If every musician quit when somebody told them their music sucked or no one attended their concert, there would be no music in this world...period.
One of the first things musicians learn (well, most of them anyway) is to roll with the punches.
Not everyone is going to like the music. Not everyone will share it with all of their friends and wear the heinous sleeveless T-shirt out to parties. That's life, but it's not a good reason to quit playing music altogether.
This same philosophy applies to a business's content marketing endeavors.
Not everyone is going to like your online content, or even read it for that matter. At first, it may even seem like NO ONE is paying attention at all.
But does that mean it doesn't work, doomed to failure and worthless to pursue? No!
It simply means you have to keep trying, consistently learning from your failures by testing and optimizing.
At some point, you'll realize small successes and build upon them to create content that attracts fans on a regular basis.
Never "Sell Out" and Dominate Your Niche
Hang out with musicians long enough and you'll quickly learn that "selling out" is one of the worst things any artist can do.
"Selling out" means abandoning your unique sound or style for one that's already been made popular by other musicians with the intention of (hopefully) making more money.
Essenitally, trying to be everything to everybody for the sake of cash.
While it's possible selling out may produce more money, it much more commonly results in an ostracized fan base and loss of credibility in the community.
Ever heard of the French-American heavy metal band, Gojira?
Odds are very high your answer is no.
And yet regardless of their relatively unpopular status within today's mainstream music scene, Gojira has managed to sell millions of dollars of music and merchandise worldwide and have even landed multiple Grammy nominations.
If one day Gojira decided to cut their hair, put on some overalls and write country music, they would quickly lose every fan they have within their niche.
Businesses are no different.
Successful products and services often solve a unique problem within a specific market. Take IT security solutions, for example. If you work for a manufacturer and have been tasked with researching reputable IT security firms, would you sooner call the IT company that offers general security along with other IT solutions, or would you call the firm that specializes in IT security for manufacturers? Exactly.
Most people would not only opt for the specialist more frequently, they would also pay more for those specialized services because the perceived value is higher. This explains why cardiologists make roughly $500k per year while general practitioners earn about $200k.
In short, avoid "selling out" and stick to what you do best if you wish to dominate your niche and make higher margins in the process.
Know Your Audience and Scene
Professional musicians learn early on that promoting everything to everyone on their contact list is a sure-fire way to earn painful unsubscribes and reduce the size of their contact list...and musicians survive on contact lists!
In order to maximize reach and sales, musicians regularly segment their contact lists by geography, gender, age and other criteria to increase relevance, while also ensuring that their concert and new release promotions are well-timed.

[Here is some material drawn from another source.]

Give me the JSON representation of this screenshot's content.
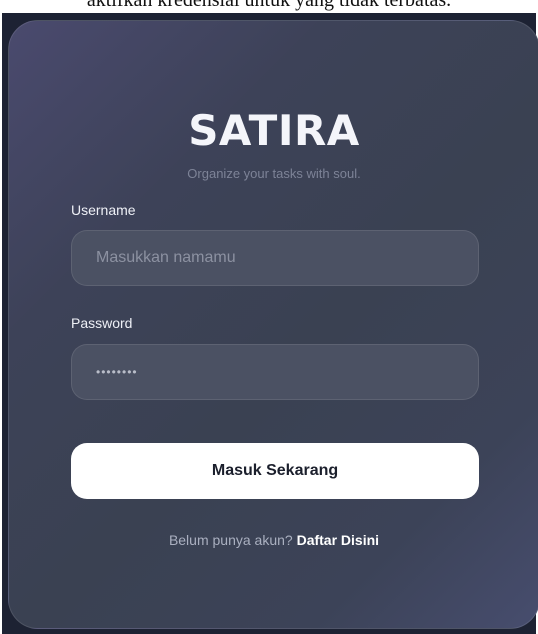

The lesson for businesses.
Businesses also survive on their ability to grow and engage their contact lists. It's critical that professional marketers accurately segment their lists to increase relevance and timeliness.
Some of the more common contact list segmentation criteria used for marketing includes...
Buyer Personas - specific categories of contacts grouped by shared demographic data, industry type, geographic location, company data, etc.
Lifecycle Stage - common stages in the buying cycle, such as subscriber, lead, marketing qualified lead (MQL), sales qualified lead (SQL), opportunity, customer, etc.
When it comes to the fundamentals of marketing, musicians are actually quite savvy.
So next time your at a concert next to a bunch of long haired, tattooed musicians, try getting the party started by striking up a conversation about marketing strategy!
Or not...you get the idea.